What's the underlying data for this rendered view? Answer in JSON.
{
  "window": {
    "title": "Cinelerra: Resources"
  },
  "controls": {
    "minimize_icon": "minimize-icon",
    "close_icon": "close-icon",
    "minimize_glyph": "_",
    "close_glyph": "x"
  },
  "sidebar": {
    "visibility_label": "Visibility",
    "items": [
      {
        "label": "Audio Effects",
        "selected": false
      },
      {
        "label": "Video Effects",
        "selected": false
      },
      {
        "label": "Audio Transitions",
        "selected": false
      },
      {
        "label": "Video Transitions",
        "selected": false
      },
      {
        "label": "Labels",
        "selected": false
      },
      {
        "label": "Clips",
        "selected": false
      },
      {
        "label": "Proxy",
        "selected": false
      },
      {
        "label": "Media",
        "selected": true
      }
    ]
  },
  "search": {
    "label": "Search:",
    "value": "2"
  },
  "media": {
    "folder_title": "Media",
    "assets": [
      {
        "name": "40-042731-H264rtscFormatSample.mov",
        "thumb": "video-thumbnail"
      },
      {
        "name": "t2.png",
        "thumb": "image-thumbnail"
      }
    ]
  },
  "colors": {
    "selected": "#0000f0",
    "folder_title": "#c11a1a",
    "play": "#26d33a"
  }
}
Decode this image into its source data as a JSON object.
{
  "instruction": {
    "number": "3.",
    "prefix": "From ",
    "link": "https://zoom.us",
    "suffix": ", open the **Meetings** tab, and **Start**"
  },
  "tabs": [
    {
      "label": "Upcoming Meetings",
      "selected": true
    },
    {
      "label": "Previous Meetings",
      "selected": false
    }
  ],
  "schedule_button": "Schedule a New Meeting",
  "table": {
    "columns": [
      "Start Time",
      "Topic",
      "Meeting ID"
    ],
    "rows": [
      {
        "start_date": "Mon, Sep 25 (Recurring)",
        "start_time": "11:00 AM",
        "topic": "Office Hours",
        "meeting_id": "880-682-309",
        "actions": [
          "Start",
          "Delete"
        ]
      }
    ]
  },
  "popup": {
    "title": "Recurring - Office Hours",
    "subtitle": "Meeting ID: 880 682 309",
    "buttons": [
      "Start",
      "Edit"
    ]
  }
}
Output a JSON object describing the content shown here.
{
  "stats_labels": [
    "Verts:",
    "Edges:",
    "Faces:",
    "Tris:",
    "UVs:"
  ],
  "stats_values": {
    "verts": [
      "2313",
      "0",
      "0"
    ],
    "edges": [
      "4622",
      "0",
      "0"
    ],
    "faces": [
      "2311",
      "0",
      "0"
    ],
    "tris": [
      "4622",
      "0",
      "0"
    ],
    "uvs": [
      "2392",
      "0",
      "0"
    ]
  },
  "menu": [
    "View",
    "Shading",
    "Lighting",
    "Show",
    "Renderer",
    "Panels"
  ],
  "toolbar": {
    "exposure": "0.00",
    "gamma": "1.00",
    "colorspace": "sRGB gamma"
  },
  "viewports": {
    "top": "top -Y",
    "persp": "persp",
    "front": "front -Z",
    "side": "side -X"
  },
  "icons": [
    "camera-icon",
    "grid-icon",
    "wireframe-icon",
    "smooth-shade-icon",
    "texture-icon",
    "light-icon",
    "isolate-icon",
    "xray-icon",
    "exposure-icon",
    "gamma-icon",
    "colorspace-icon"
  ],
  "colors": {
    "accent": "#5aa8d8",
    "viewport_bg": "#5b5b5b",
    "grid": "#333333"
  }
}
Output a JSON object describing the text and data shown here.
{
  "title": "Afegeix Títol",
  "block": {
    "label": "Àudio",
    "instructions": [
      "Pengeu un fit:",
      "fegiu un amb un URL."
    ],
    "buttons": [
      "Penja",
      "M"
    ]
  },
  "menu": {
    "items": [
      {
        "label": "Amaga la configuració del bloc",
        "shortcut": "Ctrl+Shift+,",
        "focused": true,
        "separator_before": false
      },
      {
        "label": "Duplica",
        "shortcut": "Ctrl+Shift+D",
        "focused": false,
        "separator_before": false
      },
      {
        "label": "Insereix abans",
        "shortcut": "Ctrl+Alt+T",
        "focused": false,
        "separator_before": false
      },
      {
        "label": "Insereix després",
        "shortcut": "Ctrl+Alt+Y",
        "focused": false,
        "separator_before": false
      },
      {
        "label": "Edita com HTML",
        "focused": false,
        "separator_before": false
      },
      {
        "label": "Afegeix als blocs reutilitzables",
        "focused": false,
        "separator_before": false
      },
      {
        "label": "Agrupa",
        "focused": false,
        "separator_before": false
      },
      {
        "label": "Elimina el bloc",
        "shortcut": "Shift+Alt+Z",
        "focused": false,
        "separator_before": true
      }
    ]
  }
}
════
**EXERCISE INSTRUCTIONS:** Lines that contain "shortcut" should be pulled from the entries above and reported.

**TASK OUTPUT:**
        "shortcut": "Ctrl+Shift+,",
        "shortcut": "Ctrl+Shift+D",
        "shortcut": "Ctrl+Alt+T",
        "shortcut": "Ctrl+Alt+Y",
        "shortcut": "Shift+Alt+Z",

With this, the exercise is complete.